[Aim of the exercise]
Exactly repeat all the records below, omitting the images they hold.

[Component data from apps and pages]
■ ■ ■ ■ ■
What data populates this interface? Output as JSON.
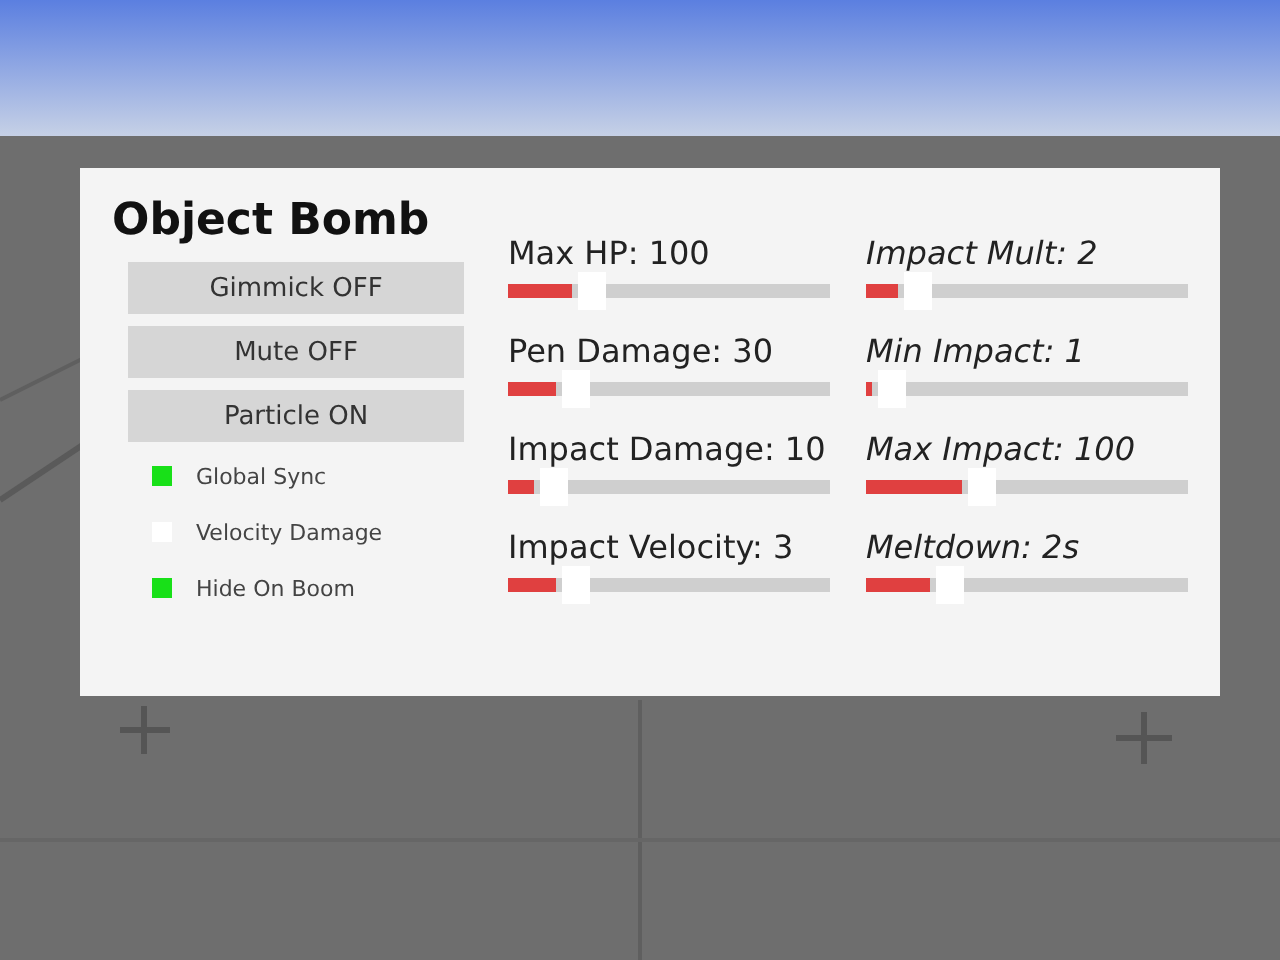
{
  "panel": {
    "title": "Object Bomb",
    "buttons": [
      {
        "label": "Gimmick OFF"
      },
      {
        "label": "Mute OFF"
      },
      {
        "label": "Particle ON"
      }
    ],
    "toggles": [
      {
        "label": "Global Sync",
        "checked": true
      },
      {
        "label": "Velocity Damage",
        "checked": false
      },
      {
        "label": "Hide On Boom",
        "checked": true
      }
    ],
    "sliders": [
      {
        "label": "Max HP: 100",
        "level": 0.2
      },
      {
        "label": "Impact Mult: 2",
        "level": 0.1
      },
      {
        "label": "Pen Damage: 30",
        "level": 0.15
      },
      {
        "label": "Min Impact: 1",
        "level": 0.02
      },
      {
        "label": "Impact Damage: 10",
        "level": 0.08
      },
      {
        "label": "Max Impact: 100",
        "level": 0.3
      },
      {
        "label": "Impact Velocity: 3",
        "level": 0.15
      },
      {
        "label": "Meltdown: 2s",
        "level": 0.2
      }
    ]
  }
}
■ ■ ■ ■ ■
[Problem solution]
What data populates this interface? Output as JSON.
{
  "panel": {
    "title": "Object Bomb",
    "buttons": [
      {
        "label": "Gimmick OFF"
      },
      {
        "label": "Mute OFF"
      },
      {
        "label": "Particle ON"
      }
    ],
    "toggles": [
      {
        "label": "Global Sync",
        "checked": true
      },
      {
        "label": "Velocity Damage",
        "checked": false
      },
      {
        "label": "Hide On Boom",
        "checked": true
      }
    ],
    "sliders": [
      {
        "label": "Max HP: 100",
        "level": 0.2
      },
      {
        "label": "Impact Mult: 2",
        "level": 0.1
      },
      {
        "label": "Pen Damage: 30",
        "level": 0.15
      },
      {
        "label": "Min Impact: 1",
        "level": 0.02
      },
      {
        "label": "Impact Damage: 10",
        "level": 0.08
      },
      {
        "label": "Max Impact: 100",
        "level": 0.3
      },
      {
        "label": "Impact Velocity: 3",
        "level": 0.15
      },
      {
        "label": "Meltdown: 2s",
        "level": 0.2
      }
    ]
  }
}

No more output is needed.